There is very sad and worrying news coming out of Bolivia this week. According to the "La Quinua" blog, the rains haven't come soon enough for the already planted quinoa in Bolivia and there are estimates the eighty per cent of the crop will be lost this year. Quinoa is typically planted in August, September before the rains later in the year, planting is done according to local knowledge which tells the producer when to plant and when to expect the summer rains. Climate change (regardless of the cause) has drastically changed the precipitation amounts and timing and has thereby thrown off the timing of planting. The last two years have been poor ones for production for the same reason, and this year is expected be similar.
50,000 families farm quinoa in Bolivia and the majority of that number can be expected to depend on the production for sale, consumption, or both. The lack of production will most likely result in both reduced food security and market profit, but may also affect the reputation of Bolivian suppliers and their ability to supply Northern consumers. Although Peruvian and Ecuadorian producers can hardly compete with Bolivia on quality, they may be able to compete on price and reliability, depending on their own agricultural conditions.
Bolivian farmers are demanding (as they have for several years) more irrigation and water pumps to improve their ability to whether the fickle Altiplano weather, especially in the context of local climate change.

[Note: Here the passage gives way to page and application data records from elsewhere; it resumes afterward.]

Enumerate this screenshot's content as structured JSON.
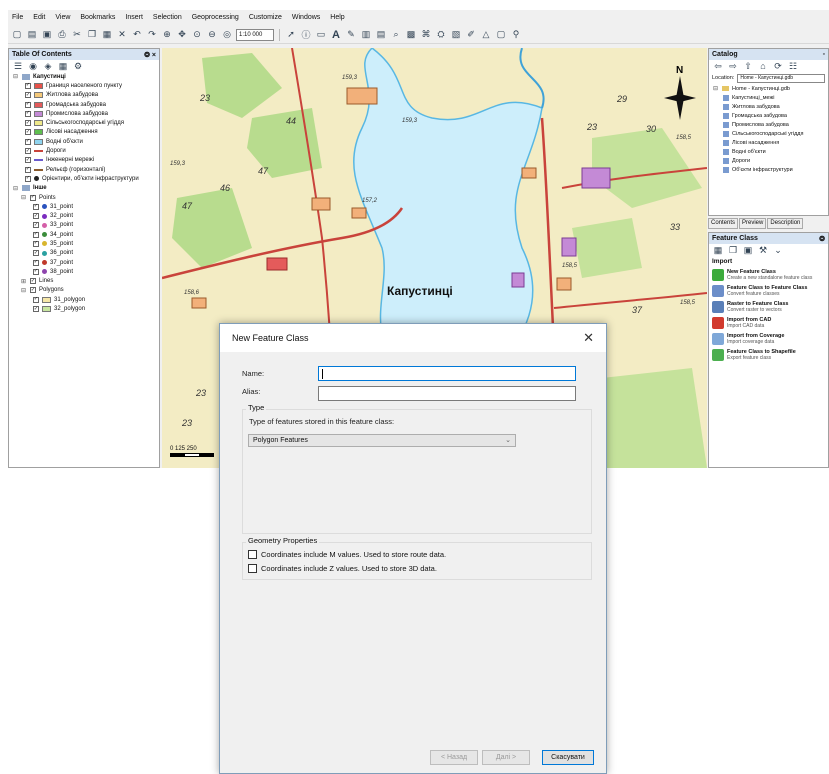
{
  "menu": [
    "File",
    "Edit",
    "View",
    "Bookmarks",
    "Insert",
    "Selection",
    "Geoprocessing",
    "Customize",
    "Windows",
    "Help"
  ],
  "toolbar": {
    "scale": "1:10 000"
  },
  "toc": {
    "title": "Table Of Contents",
    "pin": "❂ ×",
    "group1": "Капустинці",
    "layers": [
      {
        "label": "Границя населеного пункту",
        "color": "#e8524a"
      },
      {
        "label": "Житлова забудова",
        "color": "#f5c97a"
      },
      {
        "label": "Громадська забудова",
        "color": "#e45b5b"
      },
      {
        "label": "Промислова забудова",
        "color": "#c48ad6"
      },
      {
        "label": "Сільськогосподарські угіддя",
        "color": "#efe98a"
      },
      {
        "label": "Лісові насадження",
        "color": "#5fbf4f"
      },
      {
        "label": "Водні об'єкти",
        "color": "#8fd4ef"
      }
    ],
    "lines": [
      {
        "label": "Дороги",
        "color": "#c9433b"
      },
      {
        "label": "Інженерні мережі",
        "color": "#6a5acd"
      },
      {
        "label": "Рельєф (горизонталі)",
        "color": "#8a5a2b"
      },
      {
        "label": "Орієнтири, об'єкти інфраструктури",
        "color": "#222222"
      }
    ],
    "group2": "Інше",
    "points_label": "Points",
    "points": [
      {
        "label": "31_point",
        "color": "#2a52be"
      },
      {
        "label": "32_point",
        "color": "#7b2cbf"
      },
      {
        "label": "33_point",
        "color": "#d45fa8"
      },
      {
        "label": "34_point",
        "color": "#3c8d3c"
      },
      {
        "label": "35_point",
        "color": "#d8b62e"
      },
      {
        "label": "36_point",
        "color": "#2aa1a1"
      },
      {
        "label": "37_point",
        "color": "#c0392b"
      },
      {
        "label": "38_point",
        "color": "#8e44ad"
      }
    ],
    "lines_label": "Lines",
    "polygons_label": "Polygons",
    "polygons": [
      {
        "label": "31_polygon",
        "color": "#f6e7a8"
      },
      {
        "label": "32_polygon",
        "color": "#c8e6a0"
      }
    ]
  },
  "map": {
    "town": "Капустинці",
    "north": "N",
    "numbers": [
      "23",
      "44",
      "47",
      "46",
      "47",
      "29",
      "23",
      "30",
      "33",
      "37",
      "23",
      "23",
      "159,3",
      "159,3",
      "157,2",
      "158,5",
      "158,6",
      "158,5",
      "159,3",
      "158,5"
    ],
    "scalebar": "0   125  250"
  },
  "catalog": {
    "title": "Catalog",
    "location_label": "Location:",
    "location_value": "Home - Капустинці.gdb",
    "root": "Home - Капустинці.gdb",
    "items": [
      "Капустинці_межі",
      "Житлова забудова",
      "Громадська забудова",
      "Промислова забудова",
      "Сільськогосподарські угіддя",
      "Лісові насадження",
      "Водні об'єкти",
      "Дороги",
      "Об'єкти інфраструктури"
    ],
    "tabs": [
      "Contents",
      "Preview",
      "Description"
    ]
  },
  "feature_class": {
    "title": "Feature Class",
    "pin": "❂",
    "section": "Import",
    "items": [
      {
        "title": "New Feature Class",
        "desc": "Create a new standalone feature class",
        "color": "#3cab3c"
      },
      {
        "title": "Feature Class to Feature Class",
        "desc": "Convert feature classes",
        "color": "#6c8ec9"
      },
      {
        "title": "Raster to Feature Class",
        "desc": "Convert raster to vectors",
        "color": "#5a7fb8"
      },
      {
        "title": "Import from CAD",
        "desc": "Import CAD data",
        "color": "#d23a2e"
      },
      {
        "title": "Import from Coverage",
        "desc": "Import coverage data",
        "color": "#7fa8d8"
      },
      {
        "title": "Feature Class to Shapefile",
        "desc": "Export feature class",
        "color": "#4caf50"
      }
    ]
  },
  "dialog": {
    "title": "New Feature Class",
    "close": "✕",
    "name_label": "Name:",
    "name_value": "",
    "alias_label": "Alias:",
    "alias_value": "",
    "type_group": "Type",
    "type_prompt": "Type of features stored in this feature class:",
    "type_selected": "Polygon Features",
    "geom_group": "Geometry Properties",
    "m_values": "Coordinates include M values. Used to store route data.",
    "z_values": "Coordinates include Z values. Used to store 3D data.",
    "back": "< Назад",
    "next": "Далі >",
    "cancel": "Скасувати"
  }
}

I imagine commercial quinoa prices may be going up, but if you're feeling pinched by the high prices, spare a thought for the hardship of depending on quinoa for profit and for food security in the Altiplano. The quinueros (quinoa farmers) surely don't need pity, but they also deserve a considerate thought.